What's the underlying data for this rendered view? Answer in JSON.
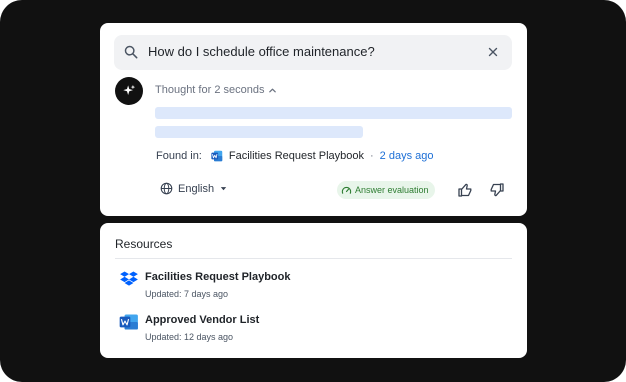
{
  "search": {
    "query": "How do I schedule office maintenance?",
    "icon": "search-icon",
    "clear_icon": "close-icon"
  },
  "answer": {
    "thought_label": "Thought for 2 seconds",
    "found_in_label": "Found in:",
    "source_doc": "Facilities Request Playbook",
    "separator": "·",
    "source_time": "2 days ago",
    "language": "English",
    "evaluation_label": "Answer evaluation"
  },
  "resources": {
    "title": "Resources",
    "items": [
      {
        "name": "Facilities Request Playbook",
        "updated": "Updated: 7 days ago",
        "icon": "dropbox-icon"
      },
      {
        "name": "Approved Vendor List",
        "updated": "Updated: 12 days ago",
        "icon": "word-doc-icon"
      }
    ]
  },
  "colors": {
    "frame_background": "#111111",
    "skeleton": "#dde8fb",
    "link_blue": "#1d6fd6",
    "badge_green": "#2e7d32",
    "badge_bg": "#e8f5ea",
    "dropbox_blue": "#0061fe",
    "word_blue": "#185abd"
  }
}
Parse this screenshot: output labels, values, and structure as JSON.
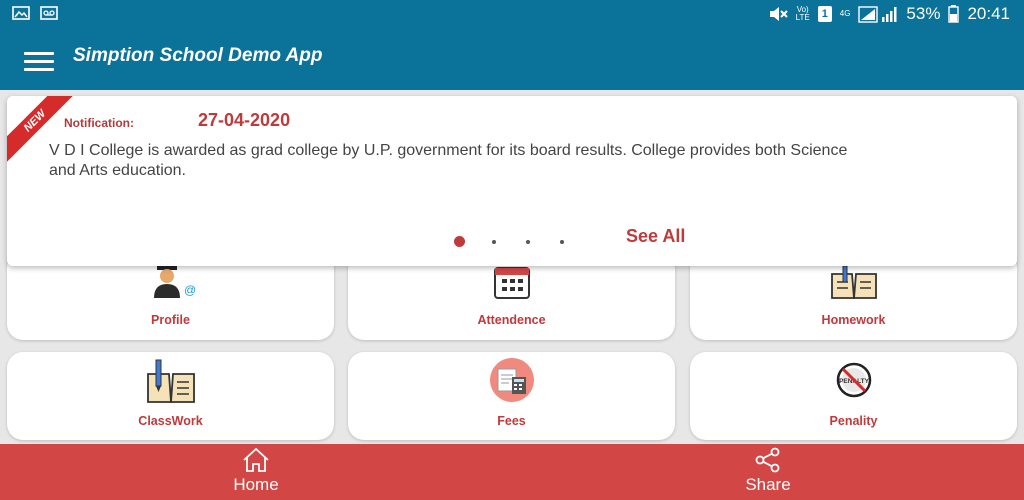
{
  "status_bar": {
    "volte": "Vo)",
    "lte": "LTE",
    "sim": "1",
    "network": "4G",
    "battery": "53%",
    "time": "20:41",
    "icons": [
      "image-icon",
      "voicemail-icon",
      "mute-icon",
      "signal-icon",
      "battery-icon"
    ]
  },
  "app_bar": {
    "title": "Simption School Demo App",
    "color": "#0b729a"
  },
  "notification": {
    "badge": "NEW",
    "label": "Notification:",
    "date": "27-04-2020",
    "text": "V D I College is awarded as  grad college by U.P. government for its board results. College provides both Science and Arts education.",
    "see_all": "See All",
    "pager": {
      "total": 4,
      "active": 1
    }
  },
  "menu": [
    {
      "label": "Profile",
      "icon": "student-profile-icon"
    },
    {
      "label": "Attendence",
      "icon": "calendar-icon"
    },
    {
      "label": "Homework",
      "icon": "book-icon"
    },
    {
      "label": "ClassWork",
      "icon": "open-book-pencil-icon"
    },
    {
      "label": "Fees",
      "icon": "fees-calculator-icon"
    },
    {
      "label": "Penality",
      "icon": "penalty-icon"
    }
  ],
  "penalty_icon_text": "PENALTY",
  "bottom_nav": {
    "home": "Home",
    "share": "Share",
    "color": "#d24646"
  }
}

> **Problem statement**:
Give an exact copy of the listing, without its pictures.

> **Answer space**:
What's the underlying data for this rendered view? Answer in JSON.
{
  "search": {
    "query": "How do I schedule office maintenance?",
    "icon": "search-icon",
    "clear_icon": "close-icon"
  },
  "answer": {
    "thought_label": "Thought for 2 seconds",
    "found_in_label": "Found in:",
    "source_doc": "Facilities Request Playbook",
    "separator": "·",
    "source_time": "2 days ago",
    "language": "English",
    "evaluation_label": "Answer evaluation"
  },
  "resources": {
    "title": "Resources",
    "items": [
      {
        "name": "Facilities Request Playbook",
        "updated": "Updated: 7 days ago",
        "icon": "dropbox-icon"
      },
      {
        "name": "Approved Vendor List",
        "updated": "Updated: 12 days ago",
        "icon": "word-doc-icon"
      }
    ]
  },
  "colors": {
    "frame_background": "#111111",
    "skeleton": "#dde8fb",
    "link_blue": "#1d6fd6",
    "badge_green": "#2e7d32",
    "badge_bg": "#e8f5ea",
    "dropbox_blue": "#0061fe",
    "word_blue": "#185abd"
  }
}
Parse this screenshot: output labels, values, and structure as JSON.
{
  "status_bar": {
    "volte": "Vo)",
    "lte": "LTE",
    "sim": "1",
    "network": "4G",
    "battery": "53%",
    "time": "20:41",
    "icons": [
      "image-icon",
      "voicemail-icon",
      "mute-icon",
      "signal-icon",
      "battery-icon"
    ]
  },
  "app_bar": {
    "title": "Simption School Demo App",
    "color": "#0b729a"
  },
  "notification": {
    "badge": "NEW",
    "label": "Notification:",
    "date": "27-04-2020",
    "text": "V D I College is awarded as  grad college by U.P. government for its board results. College provides both Science and Arts education.",
    "see_all": "See All",
    "pager": {
      "total": 4,
      "active": 1
    }
  },
  "menu": [
    {
      "label": "Profile",
      "icon": "student-profile-icon"
    },
    {
      "label": "Attendence",
      "icon": "calendar-icon"
    },
    {
      "label": "Homework",
      "icon": "book-icon"
    },
    {
      "label": "ClassWork",
      "icon": "open-book-pencil-icon"
    },
    {
      "label": "Fees",
      "icon": "fees-calculator-icon"
    },
    {
      "label": "Penality",
      "icon": "penalty-icon"
    }
  ],
  "penalty_icon_text": "PENALTY",
  "bottom_nav": {
    "home": "Home",
    "share": "Share",
    "color": "#d24646"
  }
}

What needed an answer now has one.